Limit of a series help

1. Sep 8, 2009

sennyk

I want to calculate the following:

$$\displaystyle\lim_{k\to\infty}\frac{n_k}{d_k}$$
where,
$$n_0 = 2$$
$$d_0 = 1$$
$$n_k = 2n_k_-_1 +d_k_-_1$$
$$d_k = n_k_-_1 + d_k_-_1$$

For the life of me I have no idea how to do this. By the way, the answer is supposed to be
$$\frac{1 + \sqrt{5}}{2}$$

This is not a homework problem. I was doing an electrical engineering problem and to solve the problem this series was magically solved.

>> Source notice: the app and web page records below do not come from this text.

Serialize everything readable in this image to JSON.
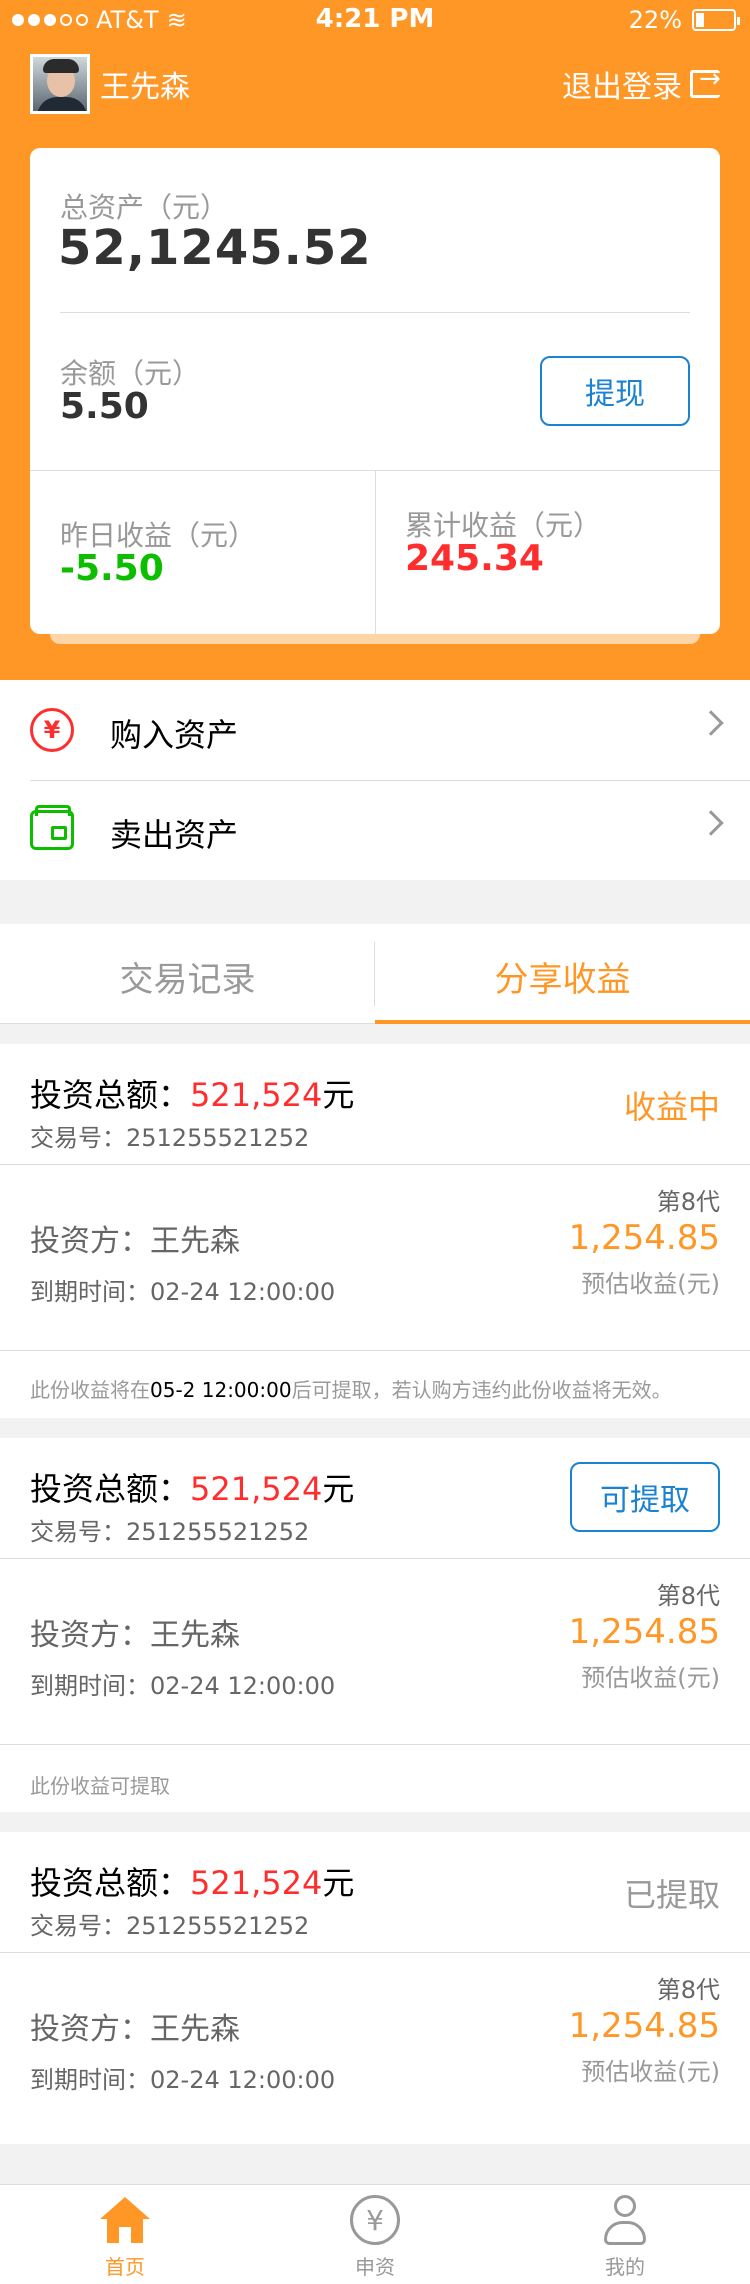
{
  "status_bar": {
    "carrier": "AT&T",
    "time": "4:21 PM",
    "battery": "22%",
    "battery_level": 0.22
  },
  "header": {
    "username": "王先森",
    "logout": "退出登录"
  },
  "assets": {
    "total_label": "总资产（元）",
    "total_value": "52,1245.52",
    "balance_label": "余额（元）",
    "balance_value": "5.50",
    "withdraw_button": "提现",
    "yesterday_label": "昨日收益（元）",
    "yesterday_value": "-5.50",
    "cumulative_label": "累计收益（元）",
    "cumulative_value": "245.34"
  },
  "menu": {
    "buy": "购入资产",
    "sell": "卖出资产"
  },
  "tabs": {
    "records": "交易记录",
    "share": "分享收益",
    "active": "share"
  },
  "records": [
    {
      "title_prefix": "投资总额：",
      "amount": "521,524",
      "unit": "元",
      "txn": "交易号：251255521252",
      "status": "收益中",
      "status_color": "#FF9726",
      "investor": "投资方：王先森",
      "expiry": "到期时间：02-24 12:00:00",
      "generation": "第8代",
      "income": "1,254.85",
      "income_label": "预估收益(元)",
      "note_pre": "此份收益将在",
      "note_date": "05-2",
      "note_mid": " 12:00:00",
      "note_post": "后可提取，若认购方违约此份收益将无效。"
    },
    {
      "title_prefix": "投资总额：",
      "amount": "521,524",
      "unit": "元",
      "txn": "交易号：251255521252",
      "status": "可提取",
      "investor": "投资方：王先森",
      "expiry": "到期时间：02-24 12:00:00",
      "generation": "第8代",
      "income": "1,254.85",
      "income_label": "预估收益(元)",
      "note": "此份收益可提取"
    },
    {
      "title_prefix": "投资总额：",
      "amount": "521,524",
      "unit": "元",
      "txn": "交易号：251255521252",
      "status": "已提取",
      "status_color": "#999999",
      "investor": "投资方：王先森",
      "expiry": "到期时间：02-24 12:00:00",
      "generation": "第8代",
      "income": "1,254.85",
      "income_label": "预估收益(元)"
    }
  ],
  "tabbar": {
    "home": "首页",
    "invest": "申资",
    "mine": "我的",
    "active": "home"
  },
  "colors": {
    "brand": "#FF9726",
    "blue": "#1B82D2",
    "red": "#FF2E2E",
    "green": "#0DBE00",
    "divider": "#DDDDDD",
    "bg": "#F2F2F2"
  }
}
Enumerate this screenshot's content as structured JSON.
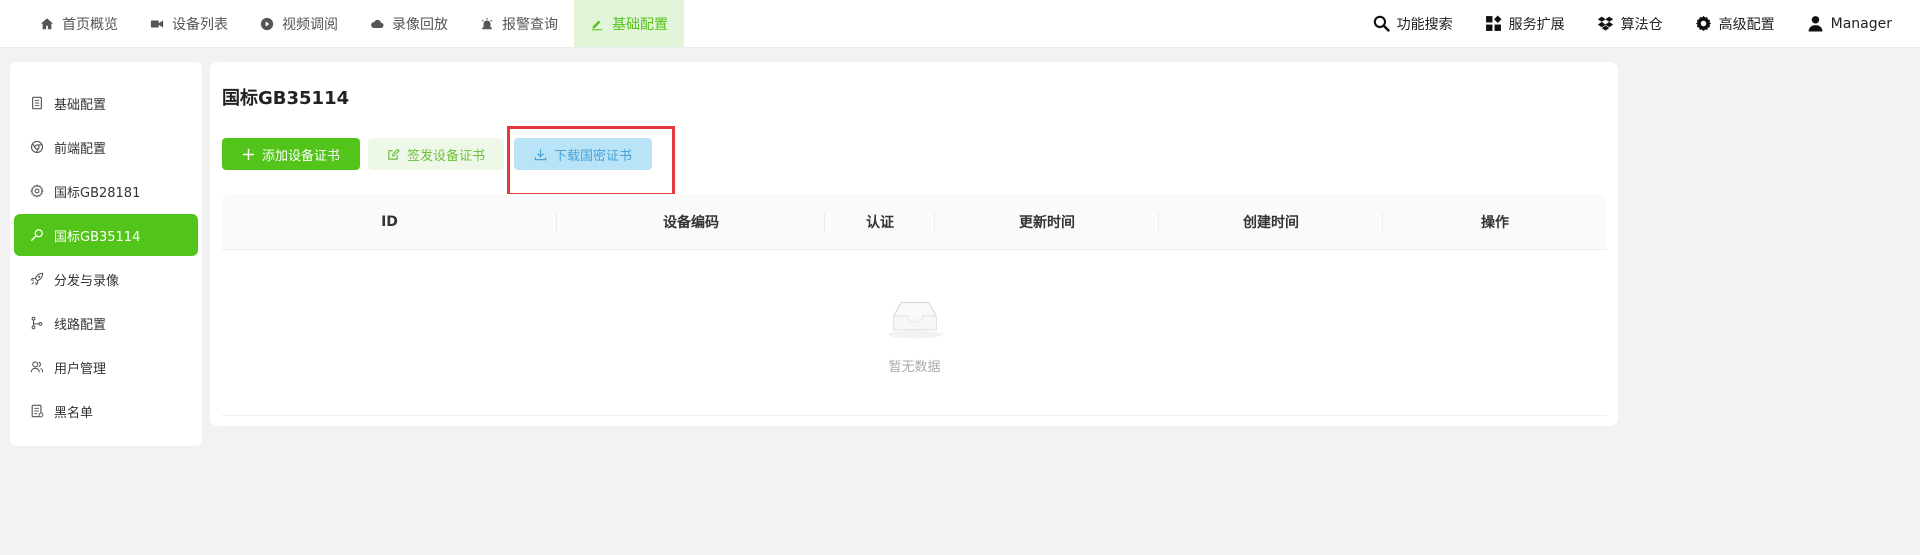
{
  "topnav": {
    "items": [
      {
        "label": "首页概览",
        "icon": "home-icon"
      },
      {
        "label": "设备列表",
        "icon": "video-camera-icon"
      },
      {
        "label": "视频调阅",
        "icon": "play-circle-icon"
      },
      {
        "label": "录像回放",
        "icon": "cloud-icon"
      },
      {
        "label": "报警查询",
        "icon": "alarm-icon"
      },
      {
        "label": "基础配置",
        "icon": "pencil-icon"
      }
    ],
    "active_index": 5
  },
  "tools": {
    "search_label": "功能搜索",
    "extend_label": "服务扩展",
    "algo_label": "算法仓",
    "settings_label": "高级配置",
    "user_label": "Manager"
  },
  "sidebar": {
    "items": [
      {
        "label": "基础配置",
        "icon": "document-icon"
      },
      {
        "label": "前端配置",
        "icon": "chrome-icon"
      },
      {
        "label": "国标GB28181",
        "icon": "gear-icon"
      },
      {
        "label": "国标GB35114",
        "icon": "key-icon"
      },
      {
        "label": "分发与录像",
        "icon": "rocket-icon"
      },
      {
        "label": "线路配置",
        "icon": "branch-icon"
      },
      {
        "label": "用户管理",
        "icon": "users-icon"
      },
      {
        "label": "黑名单",
        "icon": "list-icon"
      }
    ],
    "active_index": 3
  },
  "main": {
    "title": "国标GB35114",
    "buttons": {
      "add": "添加设备证书",
      "sign": "签发设备证书",
      "download": "下载国密证书"
    },
    "table": {
      "columns": [
        "ID",
        "设备编码",
        "认证",
        "更新时间",
        "创建时间",
        "操作"
      ],
      "empty_text": "暂无数据"
    }
  },
  "colors": {
    "primary": "#52c41a",
    "highlight": "#e0393e",
    "download_bg": "#b9e3f7"
  }
}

2. Sep 8, 2009

3. Sep 8, 2009

2^Oscar

I'm intrigued... as the answer it is supposed to be is the golden ratio.

4. Sep 8, 2009

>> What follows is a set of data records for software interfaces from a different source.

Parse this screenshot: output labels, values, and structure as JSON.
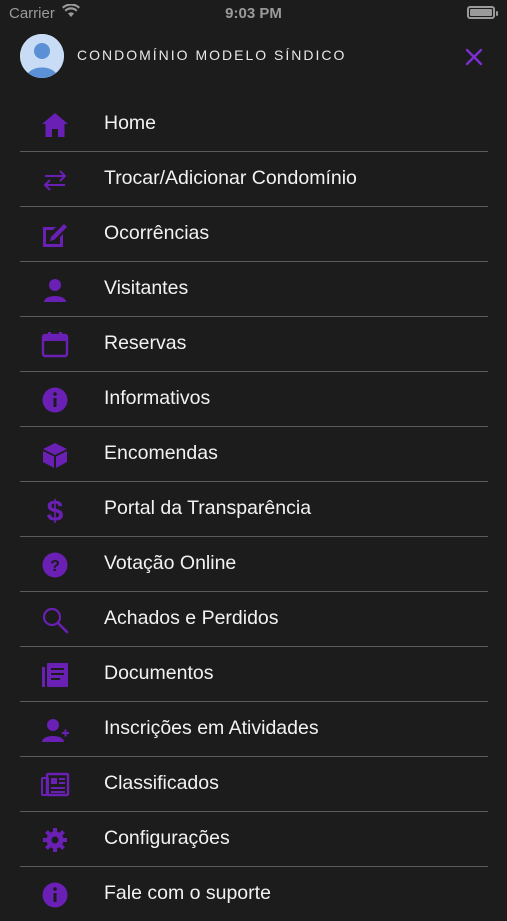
{
  "status_bar": {
    "carrier": "Carrier",
    "time": "9:03 PM"
  },
  "header": {
    "title": "CONDOMÍNIO MODELO SÍNDICO"
  },
  "colors": {
    "accent": "#6a1fb5",
    "background": "#1c1c1c",
    "divider": "#5a5a5a"
  },
  "menu": {
    "items": [
      {
        "label": "Home",
        "icon": "home-icon"
      },
      {
        "label": "Trocar/Adicionar Condomínio",
        "icon": "swap-icon"
      },
      {
        "label": "Ocorrências",
        "icon": "edit-icon"
      },
      {
        "label": "Visitantes",
        "icon": "person-icon"
      },
      {
        "label": "Reservas",
        "icon": "calendar-icon"
      },
      {
        "label": "Informativos",
        "icon": "info-icon"
      },
      {
        "label": "Encomendas",
        "icon": "package-icon"
      },
      {
        "label": "Portal da Transparência",
        "icon": "dollar-icon"
      },
      {
        "label": "Votação Online",
        "icon": "question-icon"
      },
      {
        "label": "Achados e Perdidos",
        "icon": "search-icon"
      },
      {
        "label": "Documentos",
        "icon": "document-icon"
      },
      {
        "label": "Inscrições em Atividades",
        "icon": "person-add-icon"
      },
      {
        "label": "Classificados",
        "icon": "newspaper-icon"
      },
      {
        "label": "Configurações",
        "icon": "gear-icon"
      },
      {
        "label": "Fale com o suporte",
        "icon": "support-icon"
      }
    ]
  }
}
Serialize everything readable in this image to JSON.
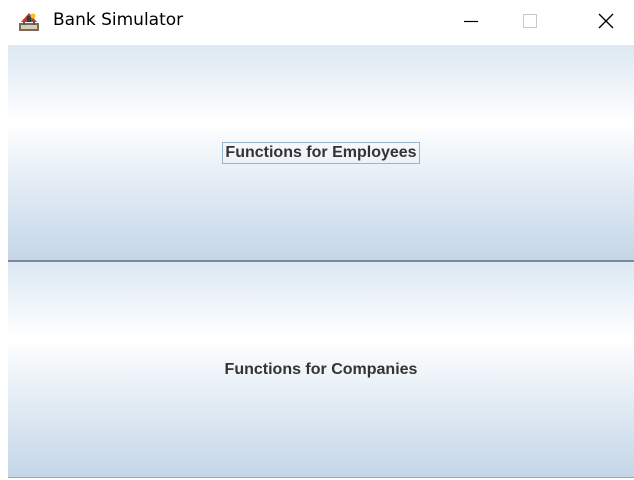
{
  "window": {
    "title": "Bank Simulator",
    "icon": "bank-simulator-app-icon",
    "controls": {
      "minimize_icon": "minimize-icon",
      "maximize_icon": "maximize-icon",
      "close_icon": "close-icon",
      "maximize_disabled": true
    }
  },
  "main": {
    "buttons": [
      {
        "label": "Functions for Employees",
        "focused": true
      },
      {
        "label": "Functions for Companies",
        "focused": false
      }
    ]
  },
  "colors": {
    "button_gradient_top": "#dce8f3",
    "button_gradient_highlight": "#ffffff",
    "button_gradient_bottom": "#c4d6e8",
    "focus_border": "#99b4d1",
    "label_text": "#333333"
  }
}
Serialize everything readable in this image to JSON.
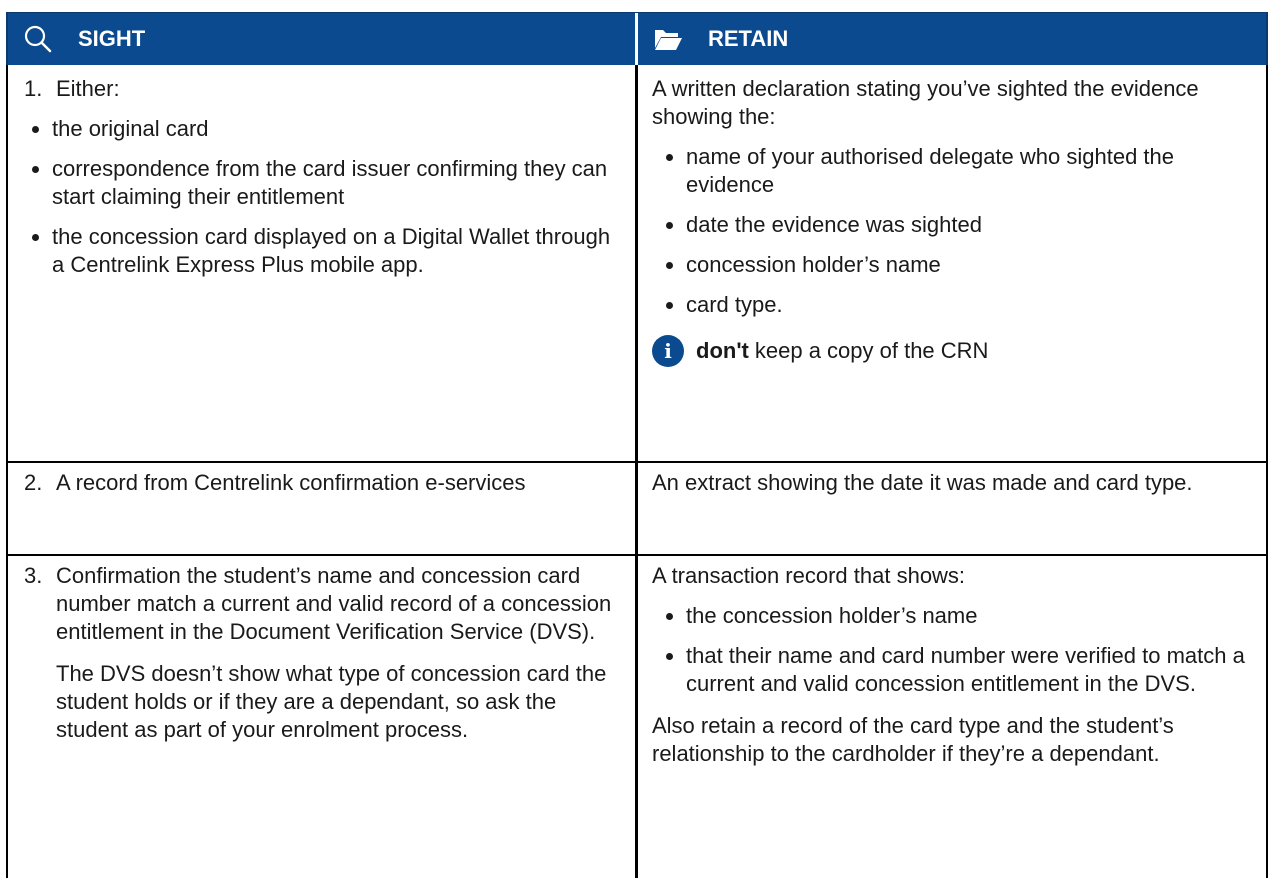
{
  "header": {
    "sight_label": "SIGHT",
    "sight_icon": "magnifier-icon",
    "retain_label": "RETAIN",
    "retain_icon": "folder-icon",
    "color": "#0b4a8f"
  },
  "rows": [
    {
      "left": {
        "number": "1.",
        "lead": "Either:",
        "bullets": [
          "the original card",
          "correspondence from the card issuer confirming they can start claiming their entitlement",
          "the concession card displayed on a Digital Wallet through a Centrelink Express Plus mobile app."
        ]
      },
      "right": {
        "lead": "A written declaration stating you’ve sighted the evidence showing the:",
        "bullets": [
          "name of your authorised delegate who sighted the evidence",
          "date the evidence was sighted",
          "concession holder’s name",
          "card type."
        ],
        "note_icon": "info-icon",
        "note_bold": "don't",
        "note_text": "keep a copy of the CRN"
      }
    },
    {
      "left": {
        "number": "2.",
        "lead": "A record from Centrelink confirmation e-services"
      },
      "right": {
        "lead": "An extract showing the date it was made and card type."
      }
    },
    {
      "left": {
        "number": "3.",
        "lead": "Confirmation the student’s name and concession card number match a current and valid record of a concession entitlement in the Document Verification Service (DVS).",
        "para": "The DVS doesn’t show what type of concession card the student holds or if they are a dependant, so ask the student as part of your enrolment process."
      },
      "right": {
        "lead": "A transaction record that shows:",
        "bullets": [
          "the concession holder’s name",
          "that their name and card number were verified to match a current and valid concession entitlement in the DVS."
        ],
        "para": "Also retain a record of the card type and the student’s relationship to the cardholder if they’re a dependant."
      }
    }
  ]
}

arildno

Okay, you may proceed as follows:
$$\frac{n_{k}}{d_{k}}=\frac{2n_{k-1}+d_{k-1}}{n_{k-1}+d_{k-1}}=1+\frac{1}{1+\frac{d_{k-1}}{n_{k-1}}}$$

Assuming that a limit exists as k (and therefore k-1) trundles off into infinity, call that limit "x".

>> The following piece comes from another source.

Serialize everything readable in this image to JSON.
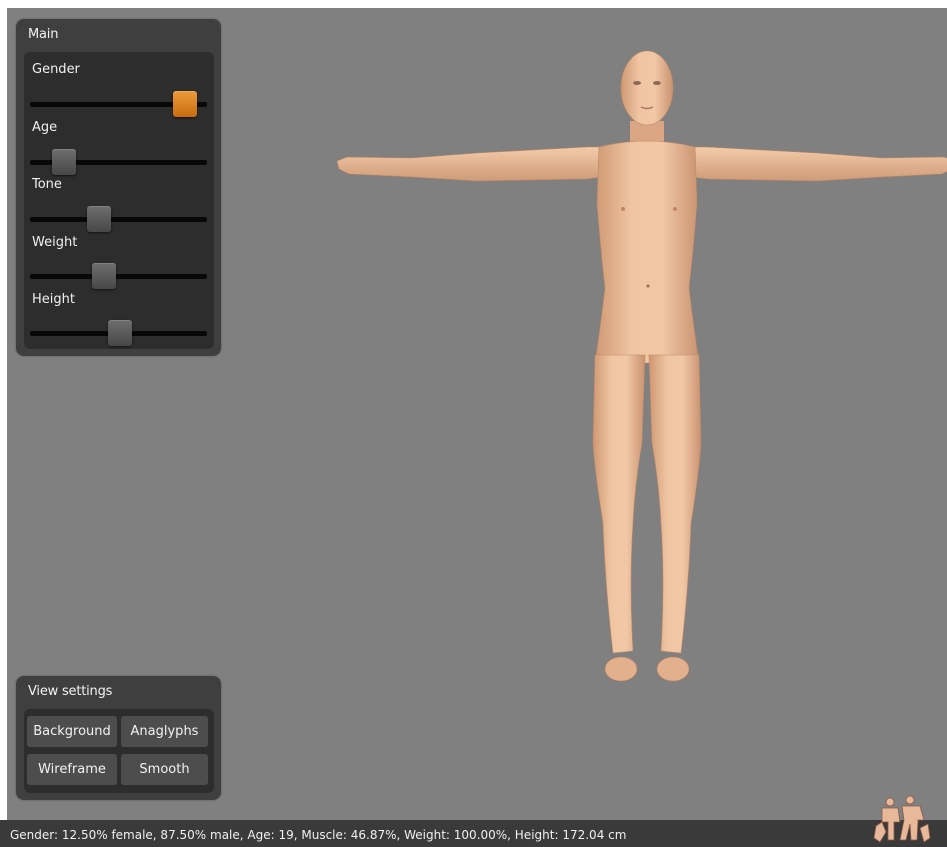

Thus, you get the equation,
which ought to be easily solved.
$$x=1+\frac{1}{1+\frac{1}{x}}$$

Note that this is simply another way of writing the continued fractions representation of the golden ratio.

Last edited: Sep 8, 2009
5. Sep 8, 2009

arildno

Another way to proceed, would be to first solve for the one sequence, then for the seconde, and finally solve for the limiting ratio.

$$n_{k-1}=d_{k}-d_{k-1}\to{n_{k}=d_{k+1}-d_{k}(*)$$
$$d_{k+1}-d_{k}=2(d_{k}-d_{k-1})+d_{k-1}\to{d}_{k+1}-3d_{k}+d_{k-1}=0$$
Noting from (*) that we have $d_{0}=1,d_{1}=3$, you should be able to solve for the d-sequence.